__What to produce__:
Among the lines of the records, please find those that contain the word "minimum" and copy them.

○ ○ ○

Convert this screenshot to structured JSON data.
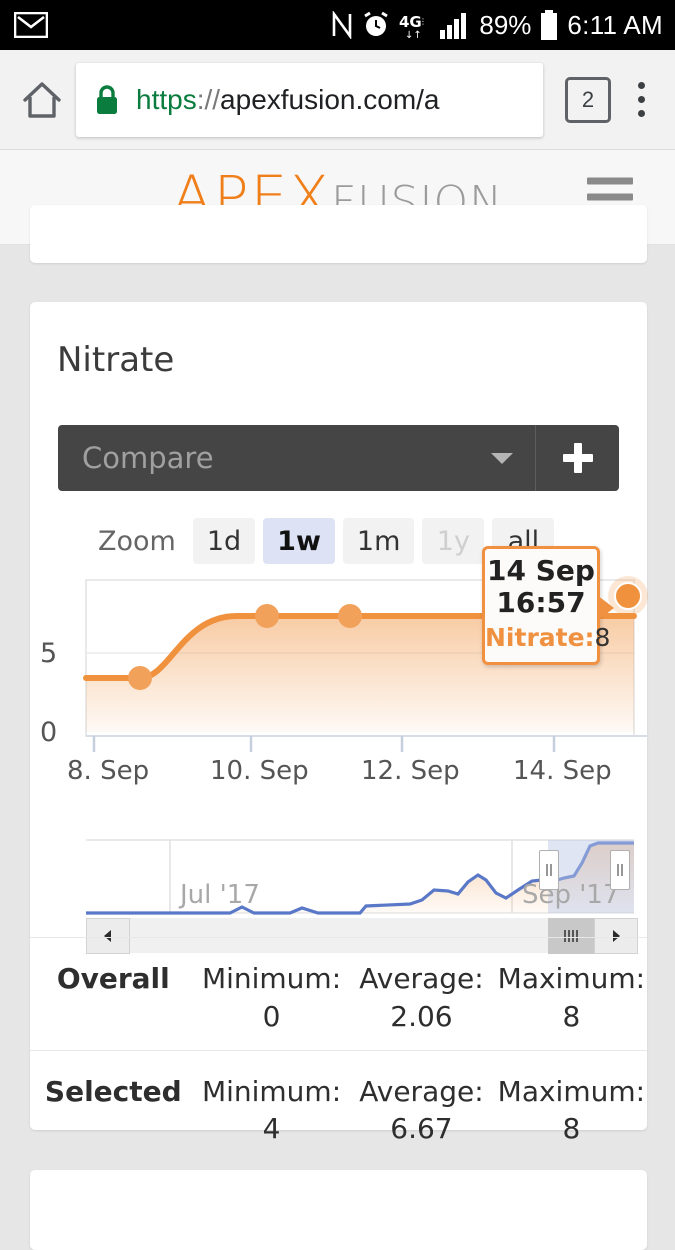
{
  "status_bar": {
    "left_icon": "mail-icon",
    "icons": [
      "nfc-icon",
      "alarm-icon",
      "4g-lte-icon",
      "signal-bars-icon"
    ],
    "battery_percent": "89%",
    "time": "6:11 AM"
  },
  "browser": {
    "home_icon": "home-icon",
    "lock_icon": "lock-icon",
    "url_scheme": "https",
    "url_separator": "://",
    "url_host_path": "apexfusion.com/a",
    "tab_count": "2",
    "menu_icon": "overflow-menu-icon"
  },
  "site_header": {
    "logo_primary": "APEX",
    "logo_secondary": "FUSION",
    "menu_icon": "hamburger-icon"
  },
  "card": {
    "title": "Nitrate",
    "compare": {
      "placeholder": "Compare",
      "add_label": "+"
    },
    "range_selector": {
      "label": "Zoom",
      "buttons": [
        {
          "label": "1d",
          "state": "normal"
        },
        {
          "label": "1w",
          "state": "selected"
        },
        {
          "label": "1m",
          "state": "normal"
        },
        {
          "label": "1y",
          "state": "disabled"
        },
        {
          "label": "all",
          "state": "normal"
        }
      ]
    },
    "tooltip": {
      "date": "14 Sep",
      "time": "16:57",
      "series_label": "Nitrate:",
      "value": "8"
    },
    "navigator": {
      "left_label": "Jul '17",
      "right_label": "Sep '17",
      "scroll_left_icon": "scroll-left-arrow-icon",
      "scroll_right_icon": "scroll-right-arrow-icon",
      "thumb_grip_icon": "scrollbar-grip-icon",
      "handle_grip_icon": "range-handle-grip-icon"
    },
    "stats": {
      "rows": [
        {
          "label": "Overall",
          "minimum": "Minimum: 0",
          "average": "Average: 2.06",
          "maximum": "Maximum: 8"
        },
        {
          "label": "Selected",
          "minimum": "Minimum: 4",
          "average": "Average: 6.67",
          "maximum": "Maximum: 8"
        }
      ]
    }
  },
  "colors": {
    "accent_orange": "#f0913e",
    "logo_orange": "#f07f1a",
    "navigator_blue": "#5a78c8",
    "selection_blue": "#b9c6e4",
    "compare_bar": "#454545",
    "selected_range_btn": "#dde3f5"
  },
  "chart_data": {
    "type": "area",
    "title": "Nitrate",
    "series_name": "Nitrate",
    "xlabel": "",
    "ylabel": "",
    "ylim": [
      0,
      9
    ],
    "yticks": [
      0,
      5
    ],
    "ytick_labels": [
      "0",
      "5"
    ],
    "xtick_labels": [
      "8. Sep",
      "10. Sep",
      "12. Sep",
      "14. Sep"
    ],
    "grid": true,
    "legend": false,
    "x": [
      "8. Sep",
      "8. Sep 12:00",
      "9. Sep",
      "9. Sep 12:00",
      "10. Sep",
      "11. Sep",
      "12. Sep",
      "13. Sep",
      "14. Sep 16:57"
    ],
    "values": [
      4,
      4,
      4,
      6,
      8,
      8,
      8,
      8,
      8
    ],
    "markers": [
      {
        "x": "8. Sep 12:00",
        "y": 4
      },
      {
        "x": "10. Sep",
        "y": 8
      },
      {
        "x": "12. Sep",
        "y": 8
      },
      {
        "x": "14. Sep 16:57",
        "y": 8,
        "hovered": true
      }
    ],
    "navigator": {
      "type": "line",
      "xtick_labels": [
        "Jul '17",
        "Sep '17"
      ],
      "selection": {
        "from": "Sep '17",
        "to": "end"
      }
    },
    "stats": {
      "overall": {
        "minimum": 0,
        "average": 2.06,
        "maximum": 8
      },
      "selected": {
        "minimum": 4,
        "average": 6.67,
        "maximum": 8
      }
    }
  }
}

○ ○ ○

__Answer area__:
          "minimum": "Minimum: 0",
          "minimum": "Minimum: 4",
        "minimum": 0,
        "minimum": 4,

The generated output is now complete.